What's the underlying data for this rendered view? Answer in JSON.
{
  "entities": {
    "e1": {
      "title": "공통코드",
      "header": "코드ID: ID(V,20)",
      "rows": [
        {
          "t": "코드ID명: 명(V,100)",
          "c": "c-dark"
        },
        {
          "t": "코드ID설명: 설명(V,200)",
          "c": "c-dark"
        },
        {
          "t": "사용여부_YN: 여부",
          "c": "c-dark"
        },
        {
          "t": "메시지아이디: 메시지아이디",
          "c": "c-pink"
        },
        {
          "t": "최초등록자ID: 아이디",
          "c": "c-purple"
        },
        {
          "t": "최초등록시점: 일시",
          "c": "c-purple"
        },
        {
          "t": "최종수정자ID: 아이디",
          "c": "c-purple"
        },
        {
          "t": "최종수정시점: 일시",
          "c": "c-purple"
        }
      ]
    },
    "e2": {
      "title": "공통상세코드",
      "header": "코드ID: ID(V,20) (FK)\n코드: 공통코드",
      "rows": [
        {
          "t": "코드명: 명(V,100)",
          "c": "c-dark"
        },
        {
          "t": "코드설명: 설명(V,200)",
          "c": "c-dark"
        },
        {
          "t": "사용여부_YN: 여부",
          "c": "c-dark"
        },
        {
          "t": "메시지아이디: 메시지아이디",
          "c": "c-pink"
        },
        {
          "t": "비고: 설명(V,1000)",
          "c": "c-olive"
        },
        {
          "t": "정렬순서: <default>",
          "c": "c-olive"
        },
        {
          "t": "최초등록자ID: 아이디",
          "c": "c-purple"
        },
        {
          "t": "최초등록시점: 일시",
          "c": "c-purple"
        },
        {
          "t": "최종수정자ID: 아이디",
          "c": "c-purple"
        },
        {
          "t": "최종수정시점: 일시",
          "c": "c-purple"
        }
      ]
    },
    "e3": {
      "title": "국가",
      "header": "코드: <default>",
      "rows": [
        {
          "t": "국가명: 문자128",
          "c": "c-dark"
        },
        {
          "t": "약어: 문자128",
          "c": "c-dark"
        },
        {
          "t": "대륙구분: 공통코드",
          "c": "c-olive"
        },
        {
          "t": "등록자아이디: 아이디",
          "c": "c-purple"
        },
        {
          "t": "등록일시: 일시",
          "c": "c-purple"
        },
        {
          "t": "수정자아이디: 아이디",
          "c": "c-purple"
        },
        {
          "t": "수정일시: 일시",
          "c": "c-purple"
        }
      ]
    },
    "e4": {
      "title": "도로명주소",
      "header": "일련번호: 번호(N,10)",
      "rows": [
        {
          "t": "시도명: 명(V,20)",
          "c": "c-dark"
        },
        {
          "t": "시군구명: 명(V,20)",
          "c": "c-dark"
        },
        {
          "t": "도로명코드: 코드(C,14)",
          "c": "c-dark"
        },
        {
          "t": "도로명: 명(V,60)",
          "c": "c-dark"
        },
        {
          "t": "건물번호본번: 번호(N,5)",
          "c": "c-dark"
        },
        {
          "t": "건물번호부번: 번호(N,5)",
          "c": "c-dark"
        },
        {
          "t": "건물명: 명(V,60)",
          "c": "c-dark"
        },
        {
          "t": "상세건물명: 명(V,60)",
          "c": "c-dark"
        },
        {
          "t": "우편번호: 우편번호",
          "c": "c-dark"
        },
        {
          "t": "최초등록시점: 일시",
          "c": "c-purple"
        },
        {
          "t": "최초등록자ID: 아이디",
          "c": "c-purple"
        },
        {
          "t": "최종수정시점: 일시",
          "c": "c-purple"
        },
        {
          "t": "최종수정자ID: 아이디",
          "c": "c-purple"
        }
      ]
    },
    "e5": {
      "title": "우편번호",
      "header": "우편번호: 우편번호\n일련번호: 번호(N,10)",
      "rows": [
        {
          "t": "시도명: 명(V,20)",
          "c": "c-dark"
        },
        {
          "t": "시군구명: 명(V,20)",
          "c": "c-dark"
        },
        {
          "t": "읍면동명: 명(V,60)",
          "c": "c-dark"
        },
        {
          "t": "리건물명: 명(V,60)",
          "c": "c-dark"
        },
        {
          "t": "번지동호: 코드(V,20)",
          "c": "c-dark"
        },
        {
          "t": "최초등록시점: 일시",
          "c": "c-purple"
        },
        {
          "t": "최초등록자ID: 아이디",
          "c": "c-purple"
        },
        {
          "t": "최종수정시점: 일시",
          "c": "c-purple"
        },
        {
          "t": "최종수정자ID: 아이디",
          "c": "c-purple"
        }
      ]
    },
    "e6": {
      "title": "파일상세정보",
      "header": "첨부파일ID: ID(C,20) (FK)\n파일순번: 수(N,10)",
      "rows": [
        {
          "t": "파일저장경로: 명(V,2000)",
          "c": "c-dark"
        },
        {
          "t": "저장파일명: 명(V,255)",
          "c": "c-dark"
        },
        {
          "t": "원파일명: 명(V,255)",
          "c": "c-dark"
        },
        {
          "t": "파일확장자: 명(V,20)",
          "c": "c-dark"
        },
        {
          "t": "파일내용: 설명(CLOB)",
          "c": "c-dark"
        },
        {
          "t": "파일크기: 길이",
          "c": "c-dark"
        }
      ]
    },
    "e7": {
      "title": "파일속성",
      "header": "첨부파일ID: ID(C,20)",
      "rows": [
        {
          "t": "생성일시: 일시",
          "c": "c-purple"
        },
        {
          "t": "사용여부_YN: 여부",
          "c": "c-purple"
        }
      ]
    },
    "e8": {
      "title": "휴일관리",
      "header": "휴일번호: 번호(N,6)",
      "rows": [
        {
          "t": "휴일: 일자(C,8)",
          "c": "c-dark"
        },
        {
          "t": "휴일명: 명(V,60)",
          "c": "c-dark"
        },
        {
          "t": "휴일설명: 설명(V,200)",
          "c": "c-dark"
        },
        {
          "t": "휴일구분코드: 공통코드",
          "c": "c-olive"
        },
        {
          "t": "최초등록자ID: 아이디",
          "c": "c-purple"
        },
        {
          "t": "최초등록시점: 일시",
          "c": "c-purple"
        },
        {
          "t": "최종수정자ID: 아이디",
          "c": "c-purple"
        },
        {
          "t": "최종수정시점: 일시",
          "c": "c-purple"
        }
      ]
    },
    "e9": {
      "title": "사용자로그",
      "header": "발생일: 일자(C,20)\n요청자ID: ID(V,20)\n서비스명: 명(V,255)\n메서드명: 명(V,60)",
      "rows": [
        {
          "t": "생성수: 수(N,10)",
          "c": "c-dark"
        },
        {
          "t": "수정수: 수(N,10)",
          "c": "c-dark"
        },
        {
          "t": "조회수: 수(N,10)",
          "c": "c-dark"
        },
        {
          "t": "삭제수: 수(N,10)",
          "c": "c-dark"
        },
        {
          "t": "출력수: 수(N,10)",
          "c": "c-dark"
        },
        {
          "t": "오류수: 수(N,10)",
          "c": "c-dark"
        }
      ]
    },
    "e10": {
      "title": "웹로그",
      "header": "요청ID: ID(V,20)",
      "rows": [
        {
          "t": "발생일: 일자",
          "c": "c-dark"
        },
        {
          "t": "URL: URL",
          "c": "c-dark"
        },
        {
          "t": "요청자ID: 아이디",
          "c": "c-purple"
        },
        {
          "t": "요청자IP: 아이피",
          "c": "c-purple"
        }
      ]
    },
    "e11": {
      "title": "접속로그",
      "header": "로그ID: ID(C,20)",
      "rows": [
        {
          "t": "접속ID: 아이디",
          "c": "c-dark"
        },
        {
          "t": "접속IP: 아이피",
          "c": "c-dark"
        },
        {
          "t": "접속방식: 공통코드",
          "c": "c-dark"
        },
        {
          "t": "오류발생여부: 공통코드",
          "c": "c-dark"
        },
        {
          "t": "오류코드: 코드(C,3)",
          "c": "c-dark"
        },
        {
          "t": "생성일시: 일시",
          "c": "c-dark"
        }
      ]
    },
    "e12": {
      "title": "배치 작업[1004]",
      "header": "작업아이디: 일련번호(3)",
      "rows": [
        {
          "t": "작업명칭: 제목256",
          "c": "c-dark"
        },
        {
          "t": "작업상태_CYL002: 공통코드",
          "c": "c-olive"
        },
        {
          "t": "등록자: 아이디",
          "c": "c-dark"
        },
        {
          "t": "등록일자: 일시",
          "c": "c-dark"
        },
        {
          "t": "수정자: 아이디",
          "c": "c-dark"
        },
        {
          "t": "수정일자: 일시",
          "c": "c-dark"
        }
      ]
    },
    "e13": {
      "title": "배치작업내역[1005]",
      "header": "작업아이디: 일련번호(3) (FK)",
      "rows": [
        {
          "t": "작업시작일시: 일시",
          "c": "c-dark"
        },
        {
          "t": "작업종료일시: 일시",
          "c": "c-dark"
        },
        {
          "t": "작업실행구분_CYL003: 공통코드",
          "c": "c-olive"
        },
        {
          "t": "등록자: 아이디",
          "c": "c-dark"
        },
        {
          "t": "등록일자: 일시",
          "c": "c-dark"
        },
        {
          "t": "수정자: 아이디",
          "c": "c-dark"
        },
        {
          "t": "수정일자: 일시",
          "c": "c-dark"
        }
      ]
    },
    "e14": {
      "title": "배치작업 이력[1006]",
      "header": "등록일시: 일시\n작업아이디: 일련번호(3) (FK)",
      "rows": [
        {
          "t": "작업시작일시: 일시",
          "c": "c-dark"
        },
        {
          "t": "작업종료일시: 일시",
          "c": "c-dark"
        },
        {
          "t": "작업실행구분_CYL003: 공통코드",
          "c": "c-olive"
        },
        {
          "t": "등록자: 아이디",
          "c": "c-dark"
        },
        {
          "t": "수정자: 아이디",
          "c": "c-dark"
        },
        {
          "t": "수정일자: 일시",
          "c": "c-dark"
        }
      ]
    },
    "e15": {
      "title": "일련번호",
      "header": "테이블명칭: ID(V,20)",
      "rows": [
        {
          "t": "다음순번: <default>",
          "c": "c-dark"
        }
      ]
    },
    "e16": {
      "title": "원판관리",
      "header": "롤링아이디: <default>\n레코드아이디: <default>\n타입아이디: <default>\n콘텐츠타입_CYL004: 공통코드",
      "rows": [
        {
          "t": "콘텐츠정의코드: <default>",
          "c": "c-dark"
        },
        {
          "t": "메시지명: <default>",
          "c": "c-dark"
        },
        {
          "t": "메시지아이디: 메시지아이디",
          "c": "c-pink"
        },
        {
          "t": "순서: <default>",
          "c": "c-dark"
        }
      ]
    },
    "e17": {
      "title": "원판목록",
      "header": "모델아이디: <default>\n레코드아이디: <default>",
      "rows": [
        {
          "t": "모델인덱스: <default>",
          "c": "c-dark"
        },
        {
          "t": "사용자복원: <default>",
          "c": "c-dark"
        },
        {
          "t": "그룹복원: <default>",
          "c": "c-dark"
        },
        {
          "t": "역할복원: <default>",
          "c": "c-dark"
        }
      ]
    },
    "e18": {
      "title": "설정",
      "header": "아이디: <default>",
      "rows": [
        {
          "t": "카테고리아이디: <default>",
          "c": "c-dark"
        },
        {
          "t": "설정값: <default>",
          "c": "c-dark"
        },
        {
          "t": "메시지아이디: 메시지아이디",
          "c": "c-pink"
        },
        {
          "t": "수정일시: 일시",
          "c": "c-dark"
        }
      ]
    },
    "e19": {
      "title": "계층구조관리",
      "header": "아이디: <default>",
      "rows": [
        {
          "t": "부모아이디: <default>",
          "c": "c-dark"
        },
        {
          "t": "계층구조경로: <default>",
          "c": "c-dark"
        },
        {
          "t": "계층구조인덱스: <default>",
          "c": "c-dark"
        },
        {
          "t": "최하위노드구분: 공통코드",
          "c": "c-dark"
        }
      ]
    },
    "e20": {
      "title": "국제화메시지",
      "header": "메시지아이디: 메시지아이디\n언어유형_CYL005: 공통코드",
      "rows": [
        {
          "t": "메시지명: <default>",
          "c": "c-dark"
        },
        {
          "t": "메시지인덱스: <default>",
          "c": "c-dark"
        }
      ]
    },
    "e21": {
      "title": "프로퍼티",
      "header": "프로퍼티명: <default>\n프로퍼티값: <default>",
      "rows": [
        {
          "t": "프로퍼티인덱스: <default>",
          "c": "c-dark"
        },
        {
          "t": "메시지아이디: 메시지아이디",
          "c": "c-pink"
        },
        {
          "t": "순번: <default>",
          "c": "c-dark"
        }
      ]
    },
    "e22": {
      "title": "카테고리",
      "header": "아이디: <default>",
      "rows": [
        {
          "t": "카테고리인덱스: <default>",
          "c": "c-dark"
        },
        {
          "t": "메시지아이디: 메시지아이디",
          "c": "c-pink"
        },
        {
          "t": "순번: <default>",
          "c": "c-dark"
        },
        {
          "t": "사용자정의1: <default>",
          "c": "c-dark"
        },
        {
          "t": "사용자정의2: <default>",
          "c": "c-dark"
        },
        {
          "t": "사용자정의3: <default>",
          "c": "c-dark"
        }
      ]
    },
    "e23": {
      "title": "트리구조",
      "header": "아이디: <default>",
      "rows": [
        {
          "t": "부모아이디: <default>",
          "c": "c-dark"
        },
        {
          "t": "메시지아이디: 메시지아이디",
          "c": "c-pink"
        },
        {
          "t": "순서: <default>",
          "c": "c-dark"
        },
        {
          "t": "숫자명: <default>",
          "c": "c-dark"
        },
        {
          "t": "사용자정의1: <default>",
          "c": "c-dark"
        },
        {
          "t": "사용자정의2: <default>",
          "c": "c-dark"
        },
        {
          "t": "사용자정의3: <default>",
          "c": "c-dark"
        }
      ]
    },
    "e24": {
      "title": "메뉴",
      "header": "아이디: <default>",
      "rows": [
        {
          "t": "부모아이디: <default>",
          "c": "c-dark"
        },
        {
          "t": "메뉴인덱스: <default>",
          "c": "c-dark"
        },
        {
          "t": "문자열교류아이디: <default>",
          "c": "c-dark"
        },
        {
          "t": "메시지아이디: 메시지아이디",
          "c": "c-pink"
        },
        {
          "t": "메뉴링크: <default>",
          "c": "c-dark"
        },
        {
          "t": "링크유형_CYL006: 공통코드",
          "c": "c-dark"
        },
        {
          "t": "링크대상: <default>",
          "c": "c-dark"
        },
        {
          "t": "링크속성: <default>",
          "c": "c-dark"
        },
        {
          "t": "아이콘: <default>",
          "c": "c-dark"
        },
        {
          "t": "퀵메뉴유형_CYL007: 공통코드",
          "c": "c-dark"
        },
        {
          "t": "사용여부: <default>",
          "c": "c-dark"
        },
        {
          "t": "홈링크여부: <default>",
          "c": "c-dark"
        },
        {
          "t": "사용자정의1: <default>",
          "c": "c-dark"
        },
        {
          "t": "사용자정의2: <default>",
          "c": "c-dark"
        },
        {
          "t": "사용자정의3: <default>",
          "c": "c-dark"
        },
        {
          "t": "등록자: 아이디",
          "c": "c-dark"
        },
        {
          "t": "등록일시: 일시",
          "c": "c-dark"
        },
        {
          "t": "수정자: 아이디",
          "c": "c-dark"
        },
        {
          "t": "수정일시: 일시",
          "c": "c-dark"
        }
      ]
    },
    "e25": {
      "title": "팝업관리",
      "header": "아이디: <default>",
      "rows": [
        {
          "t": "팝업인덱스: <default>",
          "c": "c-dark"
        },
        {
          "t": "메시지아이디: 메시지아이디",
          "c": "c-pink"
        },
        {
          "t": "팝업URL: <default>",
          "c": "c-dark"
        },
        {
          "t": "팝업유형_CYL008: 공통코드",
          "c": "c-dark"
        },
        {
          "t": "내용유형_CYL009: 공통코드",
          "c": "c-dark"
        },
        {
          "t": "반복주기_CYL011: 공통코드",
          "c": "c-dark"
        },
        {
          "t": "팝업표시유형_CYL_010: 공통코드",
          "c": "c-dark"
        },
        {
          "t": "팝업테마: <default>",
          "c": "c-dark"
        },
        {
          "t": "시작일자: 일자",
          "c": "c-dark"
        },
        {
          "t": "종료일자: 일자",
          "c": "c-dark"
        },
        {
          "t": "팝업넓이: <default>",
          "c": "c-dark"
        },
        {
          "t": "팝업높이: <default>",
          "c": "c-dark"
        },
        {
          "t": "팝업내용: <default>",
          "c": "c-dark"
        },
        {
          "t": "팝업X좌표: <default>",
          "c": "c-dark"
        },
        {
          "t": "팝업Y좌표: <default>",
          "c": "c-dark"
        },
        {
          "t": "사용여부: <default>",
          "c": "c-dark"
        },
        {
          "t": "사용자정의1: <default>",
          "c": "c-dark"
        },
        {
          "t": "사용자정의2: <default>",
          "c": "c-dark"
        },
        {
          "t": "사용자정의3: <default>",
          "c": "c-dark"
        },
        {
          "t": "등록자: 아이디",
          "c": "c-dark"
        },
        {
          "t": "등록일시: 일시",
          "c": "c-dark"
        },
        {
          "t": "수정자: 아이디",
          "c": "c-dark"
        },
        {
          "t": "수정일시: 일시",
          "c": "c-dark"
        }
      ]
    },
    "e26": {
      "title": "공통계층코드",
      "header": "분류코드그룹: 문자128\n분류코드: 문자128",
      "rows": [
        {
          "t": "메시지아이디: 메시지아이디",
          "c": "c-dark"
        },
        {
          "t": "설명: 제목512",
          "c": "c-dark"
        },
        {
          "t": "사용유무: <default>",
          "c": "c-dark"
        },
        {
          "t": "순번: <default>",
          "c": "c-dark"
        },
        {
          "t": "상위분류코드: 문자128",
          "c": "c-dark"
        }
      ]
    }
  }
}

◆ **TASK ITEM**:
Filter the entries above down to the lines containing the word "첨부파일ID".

◆ **ANSWER AREA**:
      "header": "첨부파일ID: ID(C,20) (FK)\n파일순번: 수(N,10)",
      "header": "첨부파일ID: ID(C,20)",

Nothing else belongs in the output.